Disclaimer: This publication does not, and is not intended to, provide legal, tax or accounting advice, and readers should consult their tax advisors concerning the application of tax laws to their particular situations. This analysis is not tax advice and is not intended or written to be used, and cannot be used, for purposes of avoiding tax penalties that may be imposed on any taxpayer. The information contained herein is general in nature and based on authorities that are subject to change. Parker Tax Publishing guarantees neither the accuracy nor completeness of any information and is not responsible for any errors or omissions, or for results obtained by others as a result of reliance upon such information. Parker Tax Publishing assumes no obligation to inform the reader of any changes in tax laws or other factors that could affect information contained herein.

Parker Tax Pro Library - An Affordable Professional Tax Research Solution.

Professional tax research

We hope you find our professional tax research articles comprehensive and informative. Parker Tax Pro Library gives you unlimited online access all of our past Biweekly Tax Bulletins, 22 volumes of expert analysis, 250 Client Letters, Bob Jennings Practice Aids, time saving election statements and our comprehensive, fully updated primary source library.

Parker Tax Research

Try Our Easy, Powerful Search Engine

A Professional Tax Research Solution that gives you instant access to 22 volumes of expert analysis and 185,000 authoritative source documents. But having access won’t help if you can’t quickly and easily find the materials that answer your questions. That’s where Parker’s search engine – and it’s uncanny knack for finding the right documents – comes into play

Things that take half a dozen steps in other products take two steps in ours. Search results come up instantly and browsing them is a cinch. So is linking from Parker’s analysis to practice aids and cited primary source documents. Parker’s powerful, user-friendly search engine ensures that you quickly find what you need every time you visit Our Tax Research Library.

Parker Tax Research Library

Dear Tax Professional,

My name is James Levey, and a few years back I founded a company named Kleinrock Publishing. I started Kleinrock out of frustration with the prohibitively high prices and difficult search engines of BNA, CCH, and RIA tax research products ... kind of reminiscent of the situation practitioners face today.

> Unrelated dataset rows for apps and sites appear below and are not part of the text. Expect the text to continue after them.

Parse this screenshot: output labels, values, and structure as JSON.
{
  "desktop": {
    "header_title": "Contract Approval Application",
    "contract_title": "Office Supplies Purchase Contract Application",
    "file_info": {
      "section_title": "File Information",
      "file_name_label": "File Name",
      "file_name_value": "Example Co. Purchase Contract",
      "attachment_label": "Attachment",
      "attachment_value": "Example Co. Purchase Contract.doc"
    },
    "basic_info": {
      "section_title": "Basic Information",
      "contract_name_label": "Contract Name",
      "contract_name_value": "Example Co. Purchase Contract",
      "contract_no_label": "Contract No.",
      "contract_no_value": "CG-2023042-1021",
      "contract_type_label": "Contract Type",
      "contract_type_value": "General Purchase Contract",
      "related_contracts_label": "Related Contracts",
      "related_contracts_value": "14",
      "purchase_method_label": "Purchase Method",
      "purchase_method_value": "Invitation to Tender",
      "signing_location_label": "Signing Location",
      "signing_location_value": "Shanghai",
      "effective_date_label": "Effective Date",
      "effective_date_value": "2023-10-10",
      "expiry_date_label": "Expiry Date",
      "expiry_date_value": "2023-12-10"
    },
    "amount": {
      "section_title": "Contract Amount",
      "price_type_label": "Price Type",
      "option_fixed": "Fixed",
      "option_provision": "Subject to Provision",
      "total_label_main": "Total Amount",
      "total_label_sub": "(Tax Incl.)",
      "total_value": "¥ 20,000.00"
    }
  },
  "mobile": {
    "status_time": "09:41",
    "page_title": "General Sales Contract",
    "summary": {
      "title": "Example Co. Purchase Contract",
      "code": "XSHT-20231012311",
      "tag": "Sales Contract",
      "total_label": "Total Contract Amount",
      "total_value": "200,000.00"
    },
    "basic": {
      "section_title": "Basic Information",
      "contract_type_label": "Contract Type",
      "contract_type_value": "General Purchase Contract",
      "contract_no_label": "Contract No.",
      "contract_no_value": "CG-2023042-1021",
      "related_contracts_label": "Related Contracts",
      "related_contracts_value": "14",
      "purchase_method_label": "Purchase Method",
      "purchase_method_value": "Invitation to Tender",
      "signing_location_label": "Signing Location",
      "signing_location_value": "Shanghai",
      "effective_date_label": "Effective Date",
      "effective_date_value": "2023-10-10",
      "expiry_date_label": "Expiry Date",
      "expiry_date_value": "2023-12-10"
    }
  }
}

Now that Kleinrock has disappeared into CCH, prices are soaring again and ease-of-use has fallen by the wayside. The needs of smaller firms and sole practitioners are simply not being met.

To address the problem, I’ve partnered with a group of highly talented tax writers to create Parker Tax Publishing ... a company dedicated to the idea that comprehensive, authoritative tax information service can be both easy-to-use and highly affordable.

Our product, the Parker Tax Pro Library, is breathtaking in its scope. Check out the contents listing to the left to get a sense of all the valuable material you'll have access to when you subscribe.

Or better yet, take a minute to sign yourself up for a free trial, so you can experience first-hand just how easy it is to get results with the Pro Library!


James Levey

Parker Tax Pro Library - An Affordable Professional Tax Research Solution.

    ®2012-2019 Parker Tax Publishing. Use of content subject to Website Terms and Conditions.

IRS Codes and Regs
Tax Court Cases IRS guidance